While some may argue that New Orleans' TV-famous bars (Candlelight and Bullet's were both featured on HBO's Treme) are the best for set-up virgins, my vote goes to The Sandpiper Lounge. Located smack dab in the heart of Central City, the bar's building is painted a shade of lavender bold enough to make a crocus blush, and technically doesn't allow anyone under the age of 35. (This seems to be more of a gentle suggestion than a bouncer-enforced rule.) For as dark and sultry as it is on the inside, its exterior is marked by a buzzy, old school neon sign that spans the vertical length of the building with an electric martini glass tippling over into the night. The space oozes effortless cool, with patrons more than eager to loop you into their gossip or help parse through your own. Each time I enter, I imagine that the 1970s hit "Be Thankful For What You Got" by William DeVaughn is soundtracking my arrival. The Sandpiper has the magical ability to make even the most Anne of Green Gables-looking among us (read: me) feel at least momentarily hip.

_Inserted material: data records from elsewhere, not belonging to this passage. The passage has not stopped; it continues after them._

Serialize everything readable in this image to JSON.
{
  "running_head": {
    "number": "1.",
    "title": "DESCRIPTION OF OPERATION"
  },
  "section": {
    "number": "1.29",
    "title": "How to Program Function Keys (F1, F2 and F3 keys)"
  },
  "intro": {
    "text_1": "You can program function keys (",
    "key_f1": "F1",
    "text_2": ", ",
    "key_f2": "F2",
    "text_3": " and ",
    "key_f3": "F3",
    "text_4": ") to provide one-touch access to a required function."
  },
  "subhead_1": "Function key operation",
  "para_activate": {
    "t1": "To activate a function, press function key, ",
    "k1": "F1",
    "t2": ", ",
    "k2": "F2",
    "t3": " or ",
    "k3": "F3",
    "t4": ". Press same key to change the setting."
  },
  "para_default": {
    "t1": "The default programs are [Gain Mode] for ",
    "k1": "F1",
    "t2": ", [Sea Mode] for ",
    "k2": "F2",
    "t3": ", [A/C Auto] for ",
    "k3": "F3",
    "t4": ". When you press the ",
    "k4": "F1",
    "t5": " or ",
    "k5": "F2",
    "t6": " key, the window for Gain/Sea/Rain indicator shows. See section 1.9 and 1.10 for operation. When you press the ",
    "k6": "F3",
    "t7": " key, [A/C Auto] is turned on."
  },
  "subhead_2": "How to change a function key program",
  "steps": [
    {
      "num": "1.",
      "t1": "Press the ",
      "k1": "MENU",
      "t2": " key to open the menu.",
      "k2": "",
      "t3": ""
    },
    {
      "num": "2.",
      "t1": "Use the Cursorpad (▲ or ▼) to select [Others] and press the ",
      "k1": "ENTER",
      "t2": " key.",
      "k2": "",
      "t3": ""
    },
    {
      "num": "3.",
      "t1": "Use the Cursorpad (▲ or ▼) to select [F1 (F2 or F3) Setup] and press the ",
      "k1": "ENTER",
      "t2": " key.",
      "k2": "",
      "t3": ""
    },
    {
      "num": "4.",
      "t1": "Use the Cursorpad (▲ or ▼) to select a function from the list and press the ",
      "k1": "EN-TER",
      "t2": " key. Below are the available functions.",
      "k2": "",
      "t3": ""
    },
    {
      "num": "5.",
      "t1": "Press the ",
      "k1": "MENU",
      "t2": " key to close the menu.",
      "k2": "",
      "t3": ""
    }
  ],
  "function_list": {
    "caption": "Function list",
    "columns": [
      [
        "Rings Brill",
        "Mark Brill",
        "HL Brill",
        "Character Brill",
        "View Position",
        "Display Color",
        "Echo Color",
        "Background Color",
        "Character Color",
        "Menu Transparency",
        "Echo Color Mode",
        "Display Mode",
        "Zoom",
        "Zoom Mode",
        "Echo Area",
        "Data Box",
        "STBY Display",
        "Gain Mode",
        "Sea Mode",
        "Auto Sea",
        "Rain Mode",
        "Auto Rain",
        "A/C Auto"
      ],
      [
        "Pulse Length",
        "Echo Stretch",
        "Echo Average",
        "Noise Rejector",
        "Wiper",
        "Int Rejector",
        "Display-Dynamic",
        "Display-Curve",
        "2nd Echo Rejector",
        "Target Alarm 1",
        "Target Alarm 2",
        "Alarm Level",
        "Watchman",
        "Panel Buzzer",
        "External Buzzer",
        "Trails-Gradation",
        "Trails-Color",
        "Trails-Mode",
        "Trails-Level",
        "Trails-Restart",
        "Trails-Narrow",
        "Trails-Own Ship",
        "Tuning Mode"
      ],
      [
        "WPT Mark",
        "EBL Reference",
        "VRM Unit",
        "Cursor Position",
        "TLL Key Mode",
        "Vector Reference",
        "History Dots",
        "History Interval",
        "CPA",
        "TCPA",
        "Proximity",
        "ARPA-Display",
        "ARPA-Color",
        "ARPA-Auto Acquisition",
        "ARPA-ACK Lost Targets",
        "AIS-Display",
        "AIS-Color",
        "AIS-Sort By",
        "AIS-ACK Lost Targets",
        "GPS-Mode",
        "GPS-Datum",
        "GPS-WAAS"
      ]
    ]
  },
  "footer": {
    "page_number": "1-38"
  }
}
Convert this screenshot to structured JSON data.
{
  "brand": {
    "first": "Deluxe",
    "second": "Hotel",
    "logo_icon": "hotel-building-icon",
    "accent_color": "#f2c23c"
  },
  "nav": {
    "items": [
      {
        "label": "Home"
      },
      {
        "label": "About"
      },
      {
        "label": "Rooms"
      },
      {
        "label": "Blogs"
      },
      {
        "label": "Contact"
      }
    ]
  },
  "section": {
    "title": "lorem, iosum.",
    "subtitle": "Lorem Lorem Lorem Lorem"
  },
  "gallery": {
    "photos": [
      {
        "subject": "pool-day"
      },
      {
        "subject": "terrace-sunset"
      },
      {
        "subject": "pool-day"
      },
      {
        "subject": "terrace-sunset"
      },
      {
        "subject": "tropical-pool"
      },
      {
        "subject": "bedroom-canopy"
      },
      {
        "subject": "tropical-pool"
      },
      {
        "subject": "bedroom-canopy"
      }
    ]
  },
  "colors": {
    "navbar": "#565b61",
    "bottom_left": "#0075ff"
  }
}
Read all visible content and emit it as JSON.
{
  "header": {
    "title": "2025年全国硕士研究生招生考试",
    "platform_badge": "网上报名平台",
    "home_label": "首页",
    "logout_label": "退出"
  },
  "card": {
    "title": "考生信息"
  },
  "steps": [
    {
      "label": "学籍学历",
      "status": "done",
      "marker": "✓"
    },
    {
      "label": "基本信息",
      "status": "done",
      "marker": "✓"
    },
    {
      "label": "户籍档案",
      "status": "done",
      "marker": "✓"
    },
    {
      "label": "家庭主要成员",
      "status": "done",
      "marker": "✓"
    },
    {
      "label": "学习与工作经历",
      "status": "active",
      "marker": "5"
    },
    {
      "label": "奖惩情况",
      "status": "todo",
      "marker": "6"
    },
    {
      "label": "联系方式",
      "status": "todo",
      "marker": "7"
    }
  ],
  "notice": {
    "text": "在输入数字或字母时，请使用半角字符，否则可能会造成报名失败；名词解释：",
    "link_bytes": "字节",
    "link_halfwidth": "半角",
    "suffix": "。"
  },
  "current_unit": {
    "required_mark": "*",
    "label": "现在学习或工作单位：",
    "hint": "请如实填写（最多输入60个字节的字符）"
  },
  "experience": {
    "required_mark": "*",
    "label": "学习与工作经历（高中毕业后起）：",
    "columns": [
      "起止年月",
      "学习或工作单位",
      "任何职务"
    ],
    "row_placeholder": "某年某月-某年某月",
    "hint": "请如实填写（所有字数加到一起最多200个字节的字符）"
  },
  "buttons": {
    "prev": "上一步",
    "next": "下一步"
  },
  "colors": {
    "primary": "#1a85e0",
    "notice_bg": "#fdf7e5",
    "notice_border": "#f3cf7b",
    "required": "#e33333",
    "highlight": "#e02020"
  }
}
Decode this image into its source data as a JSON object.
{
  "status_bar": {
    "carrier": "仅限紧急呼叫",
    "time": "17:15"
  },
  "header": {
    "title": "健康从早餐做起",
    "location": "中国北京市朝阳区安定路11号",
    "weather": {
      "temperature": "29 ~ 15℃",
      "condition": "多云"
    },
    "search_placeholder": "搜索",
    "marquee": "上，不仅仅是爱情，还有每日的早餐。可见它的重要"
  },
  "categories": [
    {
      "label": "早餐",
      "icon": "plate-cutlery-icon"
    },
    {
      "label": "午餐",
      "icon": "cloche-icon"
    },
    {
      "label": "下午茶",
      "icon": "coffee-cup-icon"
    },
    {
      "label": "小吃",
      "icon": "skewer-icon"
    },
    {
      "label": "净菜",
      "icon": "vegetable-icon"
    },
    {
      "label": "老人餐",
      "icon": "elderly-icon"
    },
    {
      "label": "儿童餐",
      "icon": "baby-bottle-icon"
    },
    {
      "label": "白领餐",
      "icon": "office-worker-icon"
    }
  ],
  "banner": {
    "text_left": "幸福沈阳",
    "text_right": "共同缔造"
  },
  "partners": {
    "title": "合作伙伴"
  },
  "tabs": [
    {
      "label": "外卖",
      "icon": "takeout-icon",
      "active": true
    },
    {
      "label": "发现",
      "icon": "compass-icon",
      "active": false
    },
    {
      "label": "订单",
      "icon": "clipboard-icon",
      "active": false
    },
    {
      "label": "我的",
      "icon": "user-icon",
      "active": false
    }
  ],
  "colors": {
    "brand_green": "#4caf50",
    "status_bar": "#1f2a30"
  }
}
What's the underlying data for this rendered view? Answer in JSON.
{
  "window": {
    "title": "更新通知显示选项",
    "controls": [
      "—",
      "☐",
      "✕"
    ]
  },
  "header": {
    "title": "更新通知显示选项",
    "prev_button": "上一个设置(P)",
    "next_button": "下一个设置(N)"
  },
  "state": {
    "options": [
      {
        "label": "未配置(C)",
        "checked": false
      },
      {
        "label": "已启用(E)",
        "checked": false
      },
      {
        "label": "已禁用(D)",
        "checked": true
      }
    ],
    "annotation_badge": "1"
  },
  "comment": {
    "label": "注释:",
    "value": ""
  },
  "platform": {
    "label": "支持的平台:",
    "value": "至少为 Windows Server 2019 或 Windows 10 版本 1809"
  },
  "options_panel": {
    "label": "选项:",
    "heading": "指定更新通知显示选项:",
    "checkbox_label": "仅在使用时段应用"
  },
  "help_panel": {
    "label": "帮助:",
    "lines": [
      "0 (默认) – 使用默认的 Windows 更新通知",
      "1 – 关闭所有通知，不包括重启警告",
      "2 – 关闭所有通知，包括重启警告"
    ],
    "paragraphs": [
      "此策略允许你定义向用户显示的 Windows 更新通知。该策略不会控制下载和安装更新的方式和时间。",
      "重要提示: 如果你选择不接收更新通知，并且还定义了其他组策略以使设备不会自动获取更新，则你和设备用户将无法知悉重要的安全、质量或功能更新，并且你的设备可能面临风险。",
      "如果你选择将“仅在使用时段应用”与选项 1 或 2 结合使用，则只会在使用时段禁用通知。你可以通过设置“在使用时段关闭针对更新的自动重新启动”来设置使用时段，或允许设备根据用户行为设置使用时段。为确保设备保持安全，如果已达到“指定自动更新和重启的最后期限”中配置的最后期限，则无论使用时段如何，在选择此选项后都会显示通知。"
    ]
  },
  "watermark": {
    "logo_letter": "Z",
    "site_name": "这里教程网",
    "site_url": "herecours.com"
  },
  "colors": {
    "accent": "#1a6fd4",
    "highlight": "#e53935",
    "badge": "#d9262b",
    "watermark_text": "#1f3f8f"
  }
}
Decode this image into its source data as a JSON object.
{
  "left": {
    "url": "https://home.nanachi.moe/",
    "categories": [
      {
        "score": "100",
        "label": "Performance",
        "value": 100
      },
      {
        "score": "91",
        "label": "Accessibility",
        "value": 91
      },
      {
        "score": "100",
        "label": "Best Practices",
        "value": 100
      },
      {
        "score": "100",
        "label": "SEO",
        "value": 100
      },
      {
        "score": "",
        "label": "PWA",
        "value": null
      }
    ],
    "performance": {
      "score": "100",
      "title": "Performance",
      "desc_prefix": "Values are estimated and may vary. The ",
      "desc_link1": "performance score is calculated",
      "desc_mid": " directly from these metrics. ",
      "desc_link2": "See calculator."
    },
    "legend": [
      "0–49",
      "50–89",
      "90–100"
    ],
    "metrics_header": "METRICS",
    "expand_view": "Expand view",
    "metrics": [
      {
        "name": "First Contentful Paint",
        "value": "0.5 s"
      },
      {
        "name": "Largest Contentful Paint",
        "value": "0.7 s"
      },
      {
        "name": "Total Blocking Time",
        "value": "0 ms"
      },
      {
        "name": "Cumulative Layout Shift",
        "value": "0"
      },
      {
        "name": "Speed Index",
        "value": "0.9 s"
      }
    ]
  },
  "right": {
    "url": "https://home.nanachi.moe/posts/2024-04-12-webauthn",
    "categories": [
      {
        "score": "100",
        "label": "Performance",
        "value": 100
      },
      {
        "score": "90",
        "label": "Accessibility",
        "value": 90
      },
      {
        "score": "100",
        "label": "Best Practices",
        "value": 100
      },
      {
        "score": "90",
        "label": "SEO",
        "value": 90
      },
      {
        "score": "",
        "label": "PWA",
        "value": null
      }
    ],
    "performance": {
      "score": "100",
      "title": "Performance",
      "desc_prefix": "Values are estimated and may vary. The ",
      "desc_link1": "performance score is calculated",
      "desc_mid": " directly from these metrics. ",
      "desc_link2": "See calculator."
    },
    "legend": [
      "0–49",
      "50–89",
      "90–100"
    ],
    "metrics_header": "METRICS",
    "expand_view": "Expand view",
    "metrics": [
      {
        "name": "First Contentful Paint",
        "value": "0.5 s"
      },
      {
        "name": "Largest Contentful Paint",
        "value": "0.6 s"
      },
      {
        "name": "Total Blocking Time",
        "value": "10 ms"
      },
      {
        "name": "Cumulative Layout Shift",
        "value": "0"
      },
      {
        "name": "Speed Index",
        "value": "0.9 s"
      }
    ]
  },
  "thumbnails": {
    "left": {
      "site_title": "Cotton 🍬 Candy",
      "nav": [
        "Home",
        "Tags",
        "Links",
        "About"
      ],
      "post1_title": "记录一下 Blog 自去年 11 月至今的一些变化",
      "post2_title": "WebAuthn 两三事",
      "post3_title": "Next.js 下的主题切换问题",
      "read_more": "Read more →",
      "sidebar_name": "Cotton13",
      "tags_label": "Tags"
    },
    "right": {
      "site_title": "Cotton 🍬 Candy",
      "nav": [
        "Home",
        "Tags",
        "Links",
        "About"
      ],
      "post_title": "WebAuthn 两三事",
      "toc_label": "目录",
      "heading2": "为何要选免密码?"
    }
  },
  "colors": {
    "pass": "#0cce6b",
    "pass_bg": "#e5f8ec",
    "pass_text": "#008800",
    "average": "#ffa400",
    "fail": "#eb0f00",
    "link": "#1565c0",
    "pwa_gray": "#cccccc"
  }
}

Throughout the Sandpiper, rough-hewn mosaic tiles line the bar, shaped into craggy butterflies and flourished swirls. In the bar’s far left corner, a (slightly crooked) black-and-white design spells out the name “Lisa” in hunks of tile. Curious about it one afternoon, I bellowed out to Benny.

“Who’s Lisa?”

The entire bar screeched to a halt, their eyes widening. The bartender stopped singing Jill Scott with a gulp, pressed her finger to her lip and hurried over to hush me up.

“Oh girl, Lisa is Benny’s ex-fiancée,” she whispered, leaning in close. “They were together forever then they broke it off. He just didn’t feel like changing it, I guess.”

The Sandpiper Lounge's Benny Simmons
Bryan Tarnowski

Change doesn't come easily for the people who love set ups and the bars that continue to sling them, holding on to a practice that makes little fiscal sense because it’s so deeply important to the community. The set up is rooted in both New Orleans’ social fiber and drinking culture, serving as a way to make long afternoon talks extend into the sunset hours—as long as there’s something left in the bottle.

“We tried to get people to maybe do a set up with some fresh herbs or something where they muddle their own, but that’s just not how folks roll,” said Tome.

Perfect in its simplicity, the set up doesn’t need any gussying up. I’ll continue to happily laze away a Sunday afternoon with a set-up—my trifecta of mixer, liquor and ice spread out on the bar—cutting up, playing darts and holding on to a New Orleans tradition just a little bit longer.